The argument that romance is biased toward white authors and characters was certainly not new last December. It also wasn’t new in 2018 when The Guardian published the article, “Romance so White? Publishers grapple with race issues amid author protests.” However, we here at Three Houses Press firmly believe that the conversation about racism and lack of representation in romance can’t stop with what happened last year. We need to continue to push the conversation on why inclusivity in all literature is important. As publishers and gatekeepers of content, we must do our due diligence to serve all readers. It simply isn’t right or fair that large swaths of Americans are not seeing themselves in the books they read.
In order to better understand the current state of the romance industry, we need to look back on its origins. As discussed in our “Toxic Romance: Consent” article, the modern romance novel was born in 1972 with the publication of The Flame and the Flower by Kathleen Woodiwiss. The Flower and the Flame was an historical romance, but it paved the way for all future romance genres because it was the first to describe sex scenes in explicit detail. Prior to The Flame and the Flower, much of historical romance was in the vein of Georgette Hayer.
Hayer was a successful early 20th century British novelist who built an empire on Austen-influenced novels set in the Regency era. In recent years Hayer has been criticized for anti-semitism and whitewashing 19th century London. Yet today, most Regency romance novels still follow the “Hayerverse” conventions: white, aristocratic characters living in a London devoid of people of color. The white, virginal characters that were popularized in Regency novels carried over into many other historical subgenres (Western, Medieval, Antebellum South, Victorian, etc.) throughout the twentieth and into the twenty-first century. There have been outliers of course such as Beverly Jenkins, but overall, the mainstream historical romance community has remained white, white, white.
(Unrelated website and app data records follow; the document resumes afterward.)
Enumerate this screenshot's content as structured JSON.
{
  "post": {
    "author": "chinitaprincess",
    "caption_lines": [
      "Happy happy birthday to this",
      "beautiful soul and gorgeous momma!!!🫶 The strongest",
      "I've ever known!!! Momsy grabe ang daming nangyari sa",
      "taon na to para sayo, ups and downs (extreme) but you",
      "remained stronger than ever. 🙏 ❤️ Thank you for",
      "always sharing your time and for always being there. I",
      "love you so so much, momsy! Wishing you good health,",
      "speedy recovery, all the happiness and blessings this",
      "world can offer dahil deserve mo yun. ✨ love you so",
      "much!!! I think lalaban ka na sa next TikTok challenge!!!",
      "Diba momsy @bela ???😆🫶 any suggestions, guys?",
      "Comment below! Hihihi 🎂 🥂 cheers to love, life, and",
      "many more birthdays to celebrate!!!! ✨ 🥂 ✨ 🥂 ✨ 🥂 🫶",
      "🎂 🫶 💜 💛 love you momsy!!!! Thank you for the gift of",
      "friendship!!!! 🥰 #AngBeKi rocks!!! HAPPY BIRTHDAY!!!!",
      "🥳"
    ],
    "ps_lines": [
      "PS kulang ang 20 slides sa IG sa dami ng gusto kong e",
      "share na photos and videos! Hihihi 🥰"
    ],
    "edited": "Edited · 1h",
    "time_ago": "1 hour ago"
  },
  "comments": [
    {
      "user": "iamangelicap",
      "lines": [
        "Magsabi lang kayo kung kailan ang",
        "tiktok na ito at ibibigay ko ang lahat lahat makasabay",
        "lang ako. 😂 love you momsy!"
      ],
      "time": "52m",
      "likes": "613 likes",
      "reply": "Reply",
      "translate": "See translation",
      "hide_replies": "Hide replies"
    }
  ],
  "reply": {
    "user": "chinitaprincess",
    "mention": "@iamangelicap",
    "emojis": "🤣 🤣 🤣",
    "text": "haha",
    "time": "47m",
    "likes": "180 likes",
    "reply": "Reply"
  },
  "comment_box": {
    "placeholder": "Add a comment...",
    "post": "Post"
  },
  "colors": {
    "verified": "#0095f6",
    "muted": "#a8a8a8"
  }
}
What about contemporary romance? Honestly, it’s a lot of the same. Sadly, people of color have been relegated to the sidelines in all romance genres for a long time. Why? Basically, because the publishing industry is mostly white. According to the 2019 Diversity Baseline Survey by Lee & Low Books, 76% of respondents were white, 74% were cis women, 81% were heterosexual, and 89% were non-disabled. While this survey does not account for every individual currently working in the publishing industry, it does provide us with a clear picture of what the industry looks like at a glance.
I’m not here to cast aspersions on the publishing industry, but rather point out an endemic issue that many within the industry are aware of and, happily, are working to fix. However, it’s no small task to fit a century of underrepresentation into current and future publishing schedules. The fact is, that while mainstream publishing has fallen short for decades when it comes to representation, self-publishing has made it easier for marginalized voices to share their own voices with audiences. Authors such as Kennedy Ryan and Courtney Milan have had major success without the help of a publishing house.
Major publishers are starting to see the light and more authors of color are starting to see success in Romancelandia. Before their scandal in December of 2019, the RWA had made strides in recognizing people of color with their RITA© Awards–the highest award of distinction in romance fiction. In 2018, Latinx romance novelist Alexis Daria won the RITA© Award for Best First Book for her debut Take the Lead and in 2019, Kennedy Ryan became the first African American writer to win the RITA© Award for Contemporary Romance for her novel Long Shot.
I am not a woman of color. However, some of my favorite romances were written by women of color. If you love romance and haven’t read a book by Beverly Jenkins, rectify that mistake now. I read my first Beverly Jenkins novel at the age of 15 and was staggered by the richness of her worldbuilding and attention to detail, and I challenge you to find an historical romance author whose work is more heavily researched than hers. My favorite book by Jenkins is Forbidden. It’s positively swoon worthy and the heroine, Eddy, is who I want to be when I grow up.
Here are some of my favorite romances by authors of color:
- The Kiss Quotient by Helen Hoang
- Intercepted by Alexa Martin
- Long Shot by Kennedy Ryan
- Everything by Alyssa Cole
- Trade Me by Courtney Milan
Please do yourselves a favor and check them out. We need these voices to be heard. We need these stories in our lives. We need good romance for everyone.